▼▼▼
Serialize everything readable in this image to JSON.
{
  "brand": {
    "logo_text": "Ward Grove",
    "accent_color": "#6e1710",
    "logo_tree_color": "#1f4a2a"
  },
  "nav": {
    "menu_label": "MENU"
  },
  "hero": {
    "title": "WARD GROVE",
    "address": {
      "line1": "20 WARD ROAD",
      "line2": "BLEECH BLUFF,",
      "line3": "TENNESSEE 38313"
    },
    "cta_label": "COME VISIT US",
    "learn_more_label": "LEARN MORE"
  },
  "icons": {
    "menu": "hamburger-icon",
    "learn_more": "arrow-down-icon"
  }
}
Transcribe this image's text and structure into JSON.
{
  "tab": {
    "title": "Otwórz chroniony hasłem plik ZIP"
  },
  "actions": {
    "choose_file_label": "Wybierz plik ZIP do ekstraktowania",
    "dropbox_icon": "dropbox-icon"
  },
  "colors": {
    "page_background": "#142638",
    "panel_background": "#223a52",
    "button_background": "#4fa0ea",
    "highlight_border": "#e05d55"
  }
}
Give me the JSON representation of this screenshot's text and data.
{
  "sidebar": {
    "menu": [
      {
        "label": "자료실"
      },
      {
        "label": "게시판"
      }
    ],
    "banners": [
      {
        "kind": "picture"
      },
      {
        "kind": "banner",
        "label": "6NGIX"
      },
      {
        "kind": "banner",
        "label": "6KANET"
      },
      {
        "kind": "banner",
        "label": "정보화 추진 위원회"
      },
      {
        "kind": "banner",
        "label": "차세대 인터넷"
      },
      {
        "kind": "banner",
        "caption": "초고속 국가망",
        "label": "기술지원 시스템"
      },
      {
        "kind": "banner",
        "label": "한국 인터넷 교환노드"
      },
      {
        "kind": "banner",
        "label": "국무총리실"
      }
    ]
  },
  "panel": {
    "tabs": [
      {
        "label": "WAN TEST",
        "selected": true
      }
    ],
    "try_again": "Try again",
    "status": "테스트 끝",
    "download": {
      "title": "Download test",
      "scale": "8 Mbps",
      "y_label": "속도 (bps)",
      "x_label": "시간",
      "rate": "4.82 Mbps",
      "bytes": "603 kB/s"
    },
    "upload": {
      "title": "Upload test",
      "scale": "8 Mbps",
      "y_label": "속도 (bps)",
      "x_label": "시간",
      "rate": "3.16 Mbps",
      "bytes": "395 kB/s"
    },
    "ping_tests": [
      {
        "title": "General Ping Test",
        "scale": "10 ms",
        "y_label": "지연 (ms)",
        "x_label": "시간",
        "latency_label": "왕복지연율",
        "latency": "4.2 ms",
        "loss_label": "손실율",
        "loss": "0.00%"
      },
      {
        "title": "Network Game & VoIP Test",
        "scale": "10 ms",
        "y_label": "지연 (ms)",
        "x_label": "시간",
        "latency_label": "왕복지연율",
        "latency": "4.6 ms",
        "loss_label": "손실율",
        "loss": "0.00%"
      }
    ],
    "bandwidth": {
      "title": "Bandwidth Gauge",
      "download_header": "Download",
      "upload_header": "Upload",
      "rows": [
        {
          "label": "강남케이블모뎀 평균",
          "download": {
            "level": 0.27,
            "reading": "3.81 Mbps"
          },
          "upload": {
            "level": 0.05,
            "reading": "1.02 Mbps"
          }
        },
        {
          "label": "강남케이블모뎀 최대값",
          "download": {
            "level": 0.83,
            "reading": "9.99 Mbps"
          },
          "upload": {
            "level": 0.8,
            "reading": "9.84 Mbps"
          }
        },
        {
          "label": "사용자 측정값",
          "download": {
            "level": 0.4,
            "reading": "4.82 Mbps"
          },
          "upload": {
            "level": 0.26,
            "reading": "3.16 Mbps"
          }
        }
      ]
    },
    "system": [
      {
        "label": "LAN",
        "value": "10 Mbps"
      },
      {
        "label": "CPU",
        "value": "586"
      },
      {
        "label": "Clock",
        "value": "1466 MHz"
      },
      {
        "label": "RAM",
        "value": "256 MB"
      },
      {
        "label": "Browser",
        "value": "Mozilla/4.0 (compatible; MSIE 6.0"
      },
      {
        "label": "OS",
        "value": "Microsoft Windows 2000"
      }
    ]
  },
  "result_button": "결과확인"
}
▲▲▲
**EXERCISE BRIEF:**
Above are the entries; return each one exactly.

**ANSWER SECTION:**
Serialize everything readable in this image to JSON.
{
  "brand": {
    "logo_text": "Ward Grove",
    "accent_color": "#6e1710",
    "logo_tree_color": "#1f4a2a"
  },
  "nav": {
    "menu_label": "MENU"
  },
  "hero": {
    "title": "WARD GROVE",
    "address": {
      "line1": "20 WARD ROAD",
      "line2": "BLEECH BLUFF,",
      "line3": "TENNESSEE 38313"
    },
    "cta_label": "COME VISIT US",
    "learn_more_label": "LEARN MORE"
  },
  "icons": {
    "menu": "hamburger-icon",
    "learn_more": "arrow-down-icon"
  }
}
Transcribe this image's text and structure into JSON.
{
  "tab": {
    "title": "Otwórz chroniony hasłem plik ZIP"
  },
  "actions": {
    "choose_file_label": "Wybierz plik ZIP do ekstraktowania",
    "dropbox_icon": "dropbox-icon"
  },
  "colors": {
    "page_background": "#142638",
    "panel_background": "#223a52",
    "button_background": "#4fa0ea",
    "highlight_border": "#e05d55"
  }
}
Give me the JSON representation of this screenshot's text and data.
{
  "sidebar": {
    "menu": [
      {
        "label": "자료실"
      },
      {
        "label": "게시판"
      }
    ],
    "banners": [
      {
        "kind": "picture"
      },
      {
        "kind": "banner",
        "label": "6NGIX"
      },
      {
        "kind": "banner",
        "label": "6KANET"
      },
      {
        "kind": "banner",
        "label": "정보화 추진 위원회"
      },
      {
        "kind": "banner",
        "label": "차세대 인터넷"
      },
      {
        "kind": "banner",
        "caption": "초고속 국가망",
        "label": "기술지원 시스템"
      },
      {
        "kind": "banner",
        "label": "한국 인터넷 교환노드"
      },
      {
        "kind": "banner",
        "label": "국무총리실"
      }
    ]
  },
  "panel": {
    "tabs": [
      {
        "label": "WAN TEST",
        "selected": true
      }
    ],
    "try_again": "Try again",
    "status": "테스트 끝",
    "download": {
      "title": "Download test",
      "scale": "8 Mbps",
      "y_label": "속도 (bps)",
      "x_label": "시간",
      "rate": "4.82 Mbps",
      "bytes": "603 kB/s"
    },
    "upload": {
      "title": "Upload test",
      "scale": "8 Mbps",
      "y_label": "속도 (bps)",
      "x_label": "시간",
      "rate": "3.16 Mbps",
      "bytes": "395 kB/s"
    },
    "ping_tests": [
      {
        "title": "General Ping Test",
        "scale": "10 ms",
        "y_label": "지연 (ms)",
        "x_label": "시간",
        "latency_label": "왕복지연율",
        "latency": "4.2 ms",
        "loss_label": "손실율",
        "loss": "0.00%"
      },
      {
        "title": "Network Game & VoIP Test",
        "scale": "10 ms",
        "y_label": "지연 (ms)",
        "x_label": "시간",
        "latency_label": "왕복지연율",
        "latency": "4.6 ms",
        "loss_label": "손실율",
        "loss": "0.00%"
      }
    ],
    "bandwidth": {
      "title": "Bandwidth Gauge",
      "download_header": "Download",
      "upload_header": "Upload",
      "rows": [
        {
          "label": "강남케이블모뎀 평균",
          "download": {
            "level": 0.27,
            "reading": "3.81 Mbps"
          },
          "upload": {
            "level": 0.05,
            "reading": "1.02 Mbps"
          }
        },
        {
          "label": "강남케이블모뎀 최대값",
          "download": {
            "level": 0.83,
            "reading": "9.99 Mbps"
          },
          "upload": {
            "level": 0.8,
            "reading": "9.84 Mbps"
          }
        },
        {
          "label": "사용자 측정값",
          "download": {
            "level": 0.4,
            "reading": "4.82 Mbps"
          },
          "upload": {
            "level": 0.26,
            "reading": "3.16 Mbps"
          }
        }
      ]
    },
    "system": [
      {
        "label": "LAN",
        "value": "10 Mbps"
      },
      {
        "label": "CPU",
        "value": "586"
      },
      {
        "label": "Clock",
        "value": "1466 MHz"
      },
      {
        "label": "RAM",
        "value": "256 MB"
      },
      {
        "label": "Browser",
        "value": "Mozilla/4.0 (compatible; MSIE 6.0"
      },
      {
        "label": "OS",
        "value": "Microsoft Windows 2000"
      }
    ]
  },
  "result_button": "결과확인"
}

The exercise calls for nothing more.